By Shweta Velayudhan
A PIL seeking social security benefits for gig workers and platform workers was admitted by the Supreme Court on December 13. The petition was jointly filed by the registered trade union Indian Federation of App-based Transport Workers (IFAT), along with two drivers who have worked with Ola and Uber. Under the existing labour law framework in India, many of the hard-won labour rights and protections are afforded only to blue-collar employees, known as “workmen”.
With respect to this, the PIL submits that gig workers and platform workers are first, in an employment relationship with the aggregator companies, and second, covered by the definition of “workmen” as per social security legislation. As it stands, the contractual arrangements of gig workers with their companies are typically in the form of independent contractors. Commonly known as “freelancers”, this model is sold with lofty claims of flexibility, favourable tax brackets and often portrayed as a side hustle.
While there exist highly qualified “consultants” whose skillsets are in demand, this is a minority of the market. In India, where 70% of the workforce is in the unorganised sector, the ground reality is that gig workers end up trapped in precarious work conditions with low earnings and very little job security. Ironically, while the most basic test of an independent contractor arrangement is non-exclusivity of services, aggregators often end up barring the gig workers from servicing the customers through an independent arrangement.
Amidst low wages, bait-and-switch incentives, deduction of commissions and continuous surveillance on the aggregator platforms, there have been widespread instances of protests by gig workers against conditions of services provided by the aggregators, such as the protests against Swiggy in 2020 and Urban Company in October 2021. Recently, Urban Company retaliated by filing a lawsuit in the Gurugram district court against protesting women workers of the salon and spa vertical.

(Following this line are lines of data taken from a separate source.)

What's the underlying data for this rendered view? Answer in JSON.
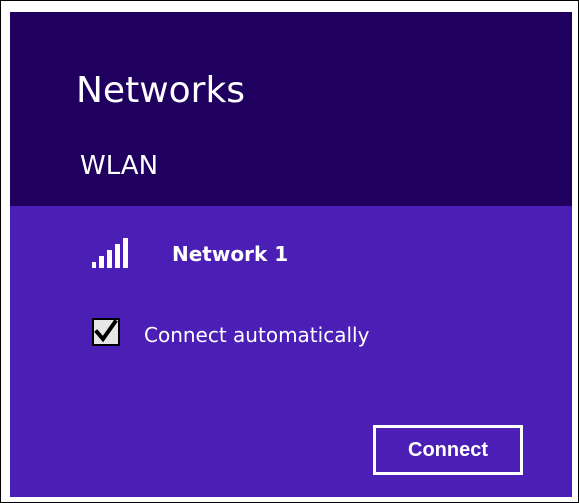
{
  "panel": {
    "title": "Networks",
    "section_label": "WLAN",
    "network": {
      "name": "Network 1",
      "signal_icon": "signal-bars-icon",
      "signal_strength": "full"
    },
    "auto_connect": {
      "label": "Connect automatically",
      "checked": true
    },
    "connect_button": {
      "label": "Connect"
    }
  },
  "colors": {
    "header_bg": "#1f005f",
    "network_area_bg": "#4b1fb5",
    "text": "#ffffff"
  }
}
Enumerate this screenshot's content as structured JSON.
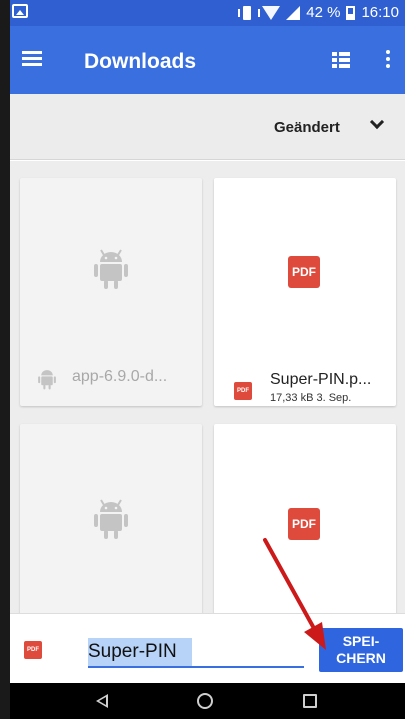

As a result, the protesting workers called off their protest, as per the All India Gig Workers’ Union.The Unorganised Workers’ Social Welfare Security Act, 2008, enacted after years of campaigning by workers’ organisations, provides social security benefits to “unorganised workers”. A home-based worker, a self-employed worker and a wage worker in the unorganised sector, as well as workers not covered within the ambit of six labour welfare legislation, are covered under “unorganised workers” for the purposes of this Act.
On this basis, the PIL before the Supreme Court submits that gig/ platform workers qualify as “unorganised workers” and are thus entitled to social security benefits. Non-registration of gig/platform workers under the Act is a violation of their fundamental rights under Articles 21 and 14 of the Constitution of India, and has resulted in their exploitation through forced labour, prohibited under Article 23, submitted the petition. The Code on Social Security, 2020, passed by the Parliament but currently awaiting implementation, defines “gig worker” to mean a person who performs work or participates in a work arrangement and earns from such activities outside of the traditional employer-employee relationship.
This particular Code provides for extension of some social security and welfare measures to gig workers, also. However, upon implementation, these are to be provided through and supervised by government schemes. The Social Security Code draws the line at requiring aggregator companies to make proportionate contributions to setting up these funds, and there exists no responsibility or accountability affixed to the companies, as seen in traditional employer-employee relationships. On the bright side, there have been recent judgments by foreign courts in favour of workers.
The UK Supreme Court in Uber BV vs Aslam, classified Uber drivers as “workers”, thereby entitling them to benefits like minimum wages and paid holidays. During the hearing before the Supreme Court of India in the IFAT petition, senior counsel Indira Jaising, appearing on behalf of the petitioners, drew the attention of the court to the judgment delivered by the UK Supreme Court. The UK Supreme Court, upon analysing the contract between Uber and the driver, found the contractual relationship to be that of an employer and employee.
A similar trend has been observed by courts in Europe too, with judgments in favour of the workers, given by the Dutch High Court and the French Court of Cassation. The European Commission, in February, launched a public consultation to frame policies for the protection of the rights of gig workers. A recent report by the Peoples Union for Democratic Right makes two recommendations for improvement in this sphere.
First, it recommends steps be taken for recognition of gig workers as “workers”, and for extending labour rights and protection to them. Second, immediate measures to fix accountability of companies towards gig workers, including clearly established mechanisms and penalties for violating their rights are the need of the hour.There is a need for the gig economy to work for the workers.
Delhi-based labour and employment lawyer